The St. Louis roots of 'Make America Great Again'Roundup
tags: St. Louis, World War 1, America First, MAGA
Steven P. Miller and Warren Rosenblum teach history at Webster University.
One hundred years ago this week, World War I veterans gathered in St. Louis to promote “100 percent Americanism.” This was the first domestic gathering of the American Legion, which quickly grew into the largest and most influential veterans’ organization in the country. The St. Louis Caucus, as it is known in Legion lore, took place May 8-10, 1919, in downtown, mostly at the Shubert Theatre, located at 12th and Locust.
This was where the American Legion officially adopted its name. The group’s call for “100 percent Americanism” helped launch a period of intense xenophobia and anti-immigrant policies in interwar America. It is a legacy that continues to affect our political landscape today.
While the early American Legion billed itself as non-political and non-partisan, it regularly staked out pointed positions on the issues of the day. Support for the suddenly swelled number of veterans was a high priority, of course. (Later, the American Legion would play a prominent role in promoting the landmark 1944 G.I. Bill.) But so was denouncing perceived enemies on the home front, namely labor union radicals, such as the Industrial Workers of the World, Communists — the Bolshevik Revolution was not yet two years old — and conscientious objectors to the recent war, which we now call World War I.
The Legion blamed immigrants for undermining American democracy and contributing to social upheaval. At the Caucus in St. Louis, they urged Congress to pass a law to deport “alien slackers” who were unequipped for assimilation. “There is no place in America for such a creature,” the Legion wrote in its newsletter. “He is worse than a parasite; he is a menace.”
comments powered by Disqus
- Boston Refused to Close Schools During the 1918 Flu. Then Children Began to Die
- Trump Won’t Win by Doubling-Down on his Racist Appeals but the Right’s Open Bigotry Comes at a Cost
- What to Stream: A Blazing Interview with Orson Welles By Richard Brody

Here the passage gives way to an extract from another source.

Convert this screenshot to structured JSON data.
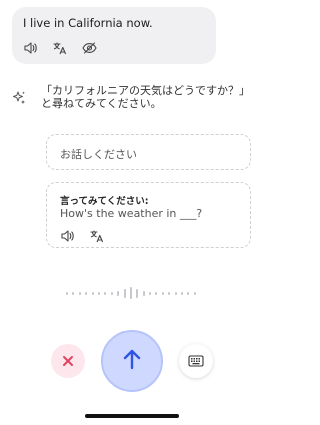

- Trump’s Attack on the Postal Service Is a Threat to Democracy—and to Rural America
- Kamala Harris and the Growing Political Power of Black Women
- The Harvard Professor Who Told the World That Jesus Had a Wife (Review)
- For Black Suffragists, the Lens Was a Mighty Sword
- In Women’s Suffrage, a Spotlight for Unsung Pioneers
- A Powerful New Memorial To UVA’s Enslaved Workers Reclaims Lost Lives And Forgotten Narratives
- Unearthing New Histories of Black Appalachia (Review)